Next morning the guy who runs the restaurant offered to take us back to Ath Taura for 400 sp. We wanted to hitchhike but as it was Friday and the place was quite remote we couldn’t hope for much traffic and I had a long way to go too on that day. In Ath Taura I said goodbye to Landon and took a minibus back to Raqqa (50 sp). At Raqqa I had to walk to a different station and take another minibus for 200 sp all the way to Qamishli a border town with Turkey.

Tips

The Israel subject is definitely to be avoided unless you deliberatly seek confrontation or argument.

There is a shortage of ATM’s and a lot of them don’t quite work. Make sure you have enough cash or other ways to get to your money.

Be aware of the dress code when visiting religious sites. It is Muslim country and you should respect it laws and customs. When traveling outside of tourist areas it is best to dress modest or in accordance with the local custom.

It is wise to avoid political comments about Syria at the best of times let alone during the current situation.

Most prices in Syria are subject to negotiation. Bargaining is practiced.

A little review of Syria

All together I spent two weeks in Syria. It was a substantial detour for me but I wanted to see the country and the way people live there. Syria is a hospitable country and its Arab people are for most part friendly (sometimes even too much) but I was surprised to find that they don’t speak much English. This was to the contrary to what I expected.  So in general people are nice and most places are safe for anybody to go to. Damascus was a vibrant city but traveling across the desert was quite different experience. While crossing the desert I followed the river Euphrates for some miles and saw a lot of green vegetation on its banks and the vicinity but other than that Syrian desert is an inhospitable place and I wondered what makes a person want to live there. For that reason alone the Bedu people of the desert have my respect and admiration. Other than that I also expected Syria to be slightly cheaper than it was and most of other travelers pointed this out also. Still it wasn’t as expensive as Iraq. There is a good bus infrastructure in Syria but the same cannot be said about the railway. Also it was interesting for me to note that in Syria I had to show my passport every time I made a bus journey and they check bags  at the entrance to bus stations. Very little of Syria is computerized and most of the administration work is still being done by pen and paper.

Back to the top


Leave a Reply

Your email address will not be published.

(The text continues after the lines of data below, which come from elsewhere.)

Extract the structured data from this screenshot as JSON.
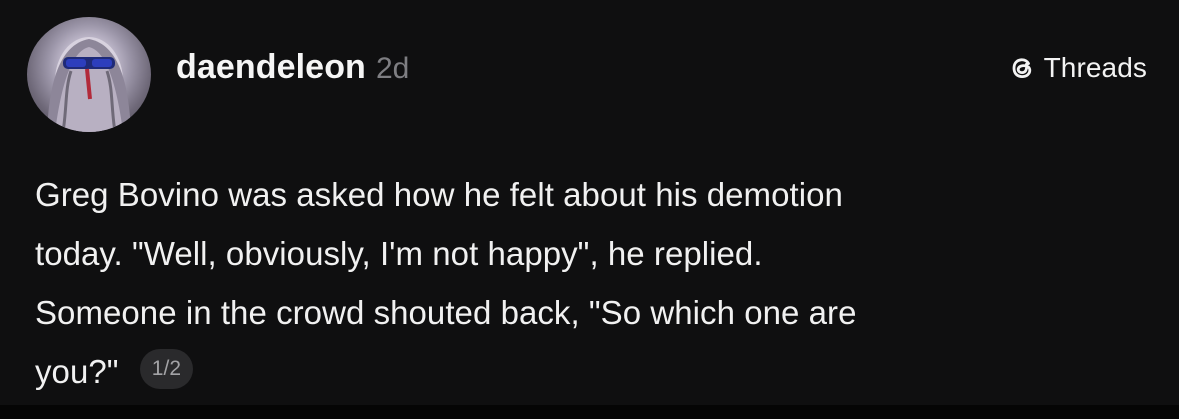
{
  "post": {
    "username": "daendeleon",
    "timestamp": "2d",
    "brand_label": "Threads",
    "brand_icon": "threads-logo-icon",
    "avatar_icon": "user-avatar-photo",
    "body_lines": [
      "Greg Bovino was asked how he felt about his demotion",
      "today. \"Well, obviously, I'm not happy\", he replied.",
      "Someone in the crowd shouted back, \"So which one are",
      "you?\""
    ],
    "page_indicator": "1/2"
  },
  "colors": {
    "background": "#0f0f10",
    "text": "#f3f3f3",
    "muted": "#7e7e82",
    "pill": "#2a2a2c"
  }
}
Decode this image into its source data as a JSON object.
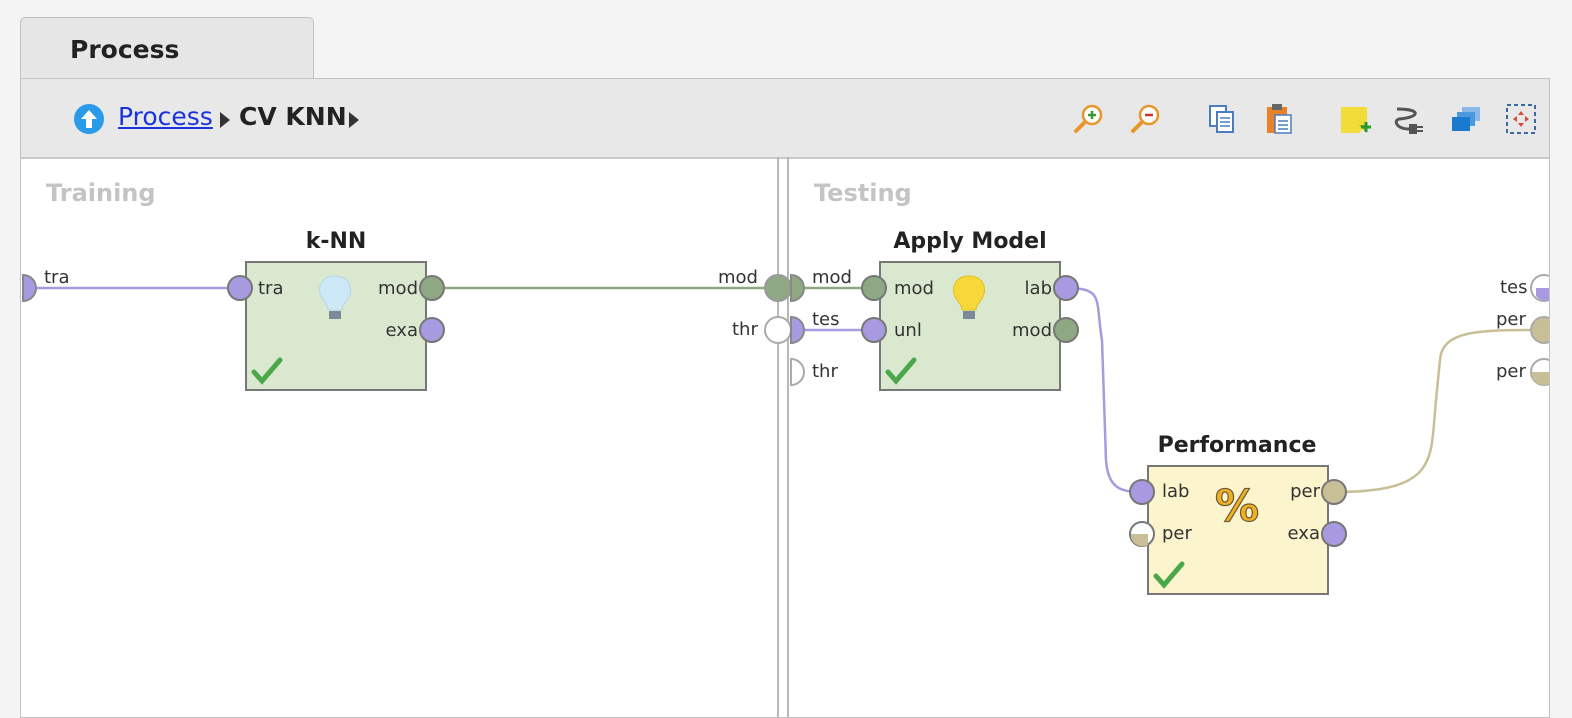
{
  "tab": {
    "label": "Process"
  },
  "breadcrumb": {
    "root": "Process",
    "current": "CV KNN"
  },
  "toolbar": {
    "icons": [
      "zoom-in-icon",
      "zoom-out-icon",
      "copy-icon",
      "paste-icon",
      "add-note-icon",
      "connect-icon",
      "layers-icon",
      "fit-view-icon"
    ]
  },
  "panels": {
    "training": "Training",
    "testing": "Testing"
  },
  "operators": {
    "knn": {
      "title": "k-NN",
      "in1": "tra",
      "out1": "mod",
      "out2": "exa"
    },
    "apply": {
      "title": "Apply Model",
      "in1": "mod",
      "in2": "unl",
      "out1": "lab",
      "out2": "mod"
    },
    "perf": {
      "title": "Performance",
      "in1": "lab",
      "in2": "per",
      "out1": "per",
      "out2": "exa"
    }
  },
  "ports": {
    "training_in": "tra",
    "training_out": "mod",
    "training_out2": "thr",
    "testing_in1": "mod",
    "testing_in2": "tes",
    "testing_in3": "thr",
    "testing_out1": "tes",
    "testing_out2": "per",
    "testing_out3": "per"
  },
  "colors": {
    "model_port": "#8ea884",
    "example_port": "#a89ae0",
    "perf_port": "#c8bf96",
    "op_green": "#dbe8d0",
    "op_yellow": "#fbf4cc",
    "check": "#4aa84a"
  }
}
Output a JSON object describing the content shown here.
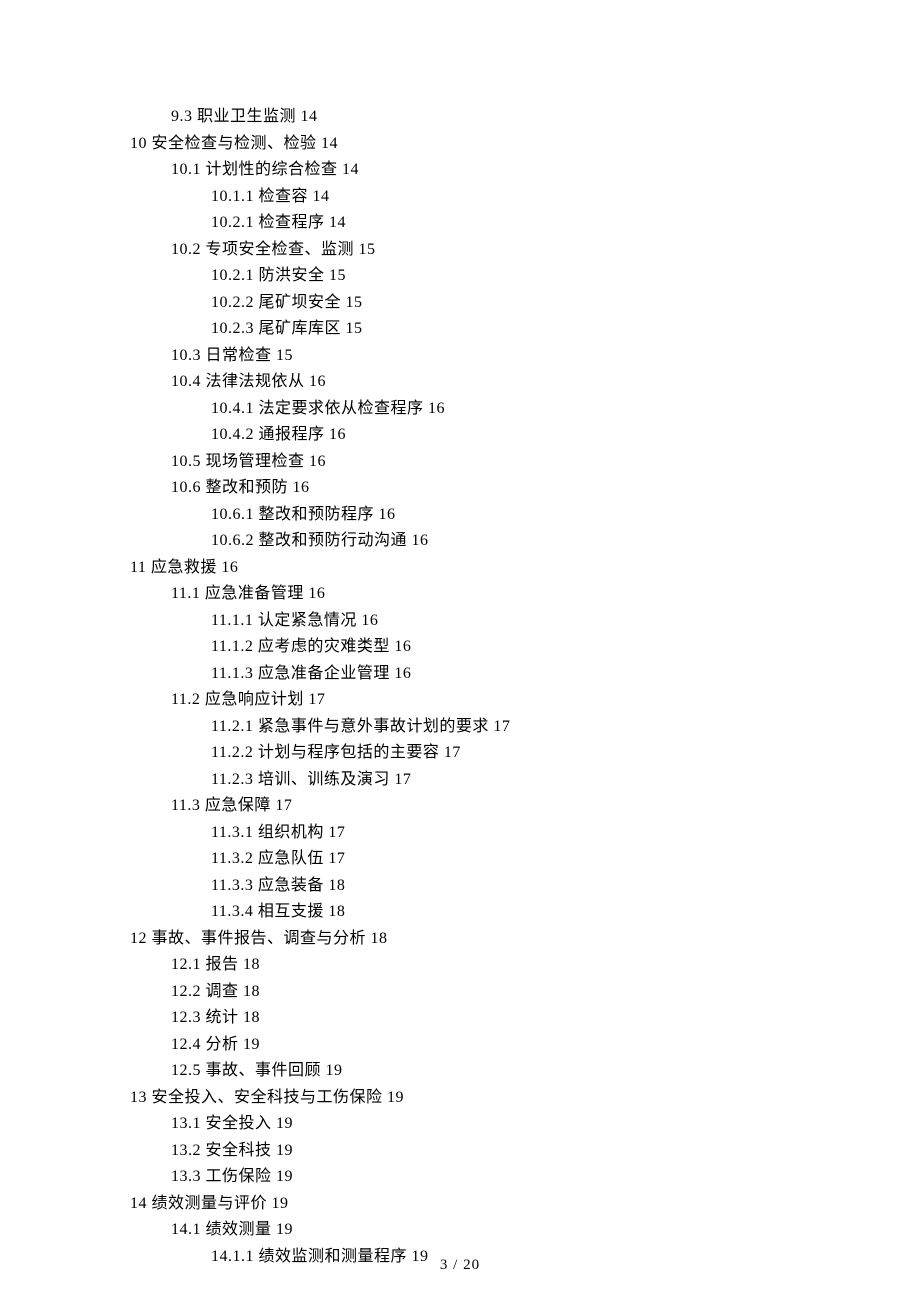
{
  "toc": [
    {
      "lvl": 1,
      "num": "9.3",
      "title": "职业卫生监测",
      "page": "14"
    },
    {
      "lvl": 0,
      "num": "10",
      "title": "安全检查与检测、检验",
      "page": "14"
    },
    {
      "lvl": 1,
      "num": "10.1",
      "title": "计划性的综合检查",
      "page": "14"
    },
    {
      "lvl": 2,
      "num": "10.1.1",
      "title": "检查容",
      "page": "14"
    },
    {
      "lvl": 2,
      "num": "10.2.1",
      "title": "检查程序",
      "page": "14"
    },
    {
      "lvl": 1,
      "num": "10.2",
      "title": "专项安全检查、监测",
      "page": "15"
    },
    {
      "lvl": 2,
      "num": "10.2.1",
      "title": "防洪安全",
      "page": "15"
    },
    {
      "lvl": 2,
      "num": "10.2.2",
      "title": "尾矿坝安全",
      "page": "15"
    },
    {
      "lvl": 2,
      "num": "10.2.3",
      "title": "尾矿库库区",
      "page": "15"
    },
    {
      "lvl": 1,
      "num": "10.3",
      "title": "日常检查",
      "page": "15"
    },
    {
      "lvl": 1,
      "num": "10.4",
      "title": "法律法规依从",
      "page": "16"
    },
    {
      "lvl": 2,
      "num": "10.4.1",
      "title": "法定要求依从检查程序",
      "page": "16"
    },
    {
      "lvl": 2,
      "num": "10.4.2",
      "title": "通报程序",
      "page": "16"
    },
    {
      "lvl": 1,
      "num": "10.5",
      "title": "现场管理检查",
      "page": "16"
    },
    {
      "lvl": 1,
      "num": "10.6",
      "title": "整改和预防",
      "page": "16"
    },
    {
      "lvl": 2,
      "num": "10.6.1",
      "title": "整改和预防程序",
      "page": "16"
    },
    {
      "lvl": 2,
      "num": "10.6.2",
      "title": "整改和预防行动沟通",
      "page": "16"
    },
    {
      "lvl": 0,
      "num": "11",
      "title": "应急救援",
      "page": "16"
    },
    {
      "lvl": 1,
      "num": "11.1",
      "title": "应急准备管理",
      "page": "16"
    },
    {
      "lvl": 2,
      "num": "11.1.1",
      "title": "认定紧急情况",
      "page": "16"
    },
    {
      "lvl": 2,
      "num": "11.1.2",
      "title": "应考虑的灾难类型",
      "page": "16"
    },
    {
      "lvl": 2,
      "num": "11.1.3",
      "title": "应急准备企业管理",
      "page": "16"
    },
    {
      "lvl": 1,
      "num": "11.2",
      "title": "应急响应计划",
      "page": "17"
    },
    {
      "lvl": 2,
      "num": "11.2.1",
      "title": "紧急事件与意外事故计划的要求",
      "page": "17"
    },
    {
      "lvl": 2,
      "num": "11.2.2",
      "title": "计划与程序包括的主要容",
      "page": "17"
    },
    {
      "lvl": 2,
      "num": "11.2.3",
      "title": "培训、训练及演习",
      "page": "17"
    },
    {
      "lvl": 1,
      "num": "11.3",
      "title": "应急保障",
      "page": "17"
    },
    {
      "lvl": 2,
      "num": "11.3.1",
      "title": "组织机构",
      "page": "17"
    },
    {
      "lvl": 2,
      "num": "11.3.2",
      "title": "应急队伍",
      "page": "17"
    },
    {
      "lvl": 2,
      "num": "11.3.3",
      "title": "应急装备",
      "page": "18"
    },
    {
      "lvl": 2,
      "num": "11.3.4",
      "title": "相互支援",
      "page": "18"
    },
    {
      "lvl": 0,
      "num": "12",
      "title": "事故、事件报告、调查与分析",
      "page": "18"
    },
    {
      "lvl": 1,
      "num": "12.1",
      "title": "报告",
      "page": "18"
    },
    {
      "lvl": 1,
      "num": "12.2",
      "title": "调查",
      "page": "18"
    },
    {
      "lvl": 1,
      "num": "12.3",
      "title": "统计",
      "page": "18"
    },
    {
      "lvl": 1,
      "num": "12.4",
      "title": "分析",
      "page": "19"
    },
    {
      "lvl": 1,
      "num": "12.5",
      "title": "事故、事件回顾",
      "page": "19"
    },
    {
      "lvl": 0,
      "num": "13",
      "title": "安全投入、安全科技与工伤保险",
      "page": "19"
    },
    {
      "lvl": 1,
      "num": "13.1",
      "title": "安全投入",
      "page": "19"
    },
    {
      "lvl": 1,
      "num": "13.2",
      "title": "安全科技",
      "page": "19"
    },
    {
      "lvl": 1,
      "num": "13.3",
      "title": "工伤保险",
      "page": "19"
    },
    {
      "lvl": 0,
      "num": "14",
      "title": "绩效测量与评价",
      "page": "19"
    },
    {
      "lvl": 1,
      "num": "14.1",
      "title": "绩效测量",
      "page": "19"
    },
    {
      "lvl": 2,
      "num": "14.1.1",
      "title": "绩效监测和测量程序",
      "page": "19"
    }
  ],
  "footer": {
    "current": "3",
    "sep": " / ",
    "total": "20"
  }
}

You may use these HTML tags and attributes: <a href="" title=""> <abbr title=""> <acronym title=""> <b> <blockquote cite=""> <cite> <code> <del datetime=""> <em> <i> <q cite=""> <strike> <strong>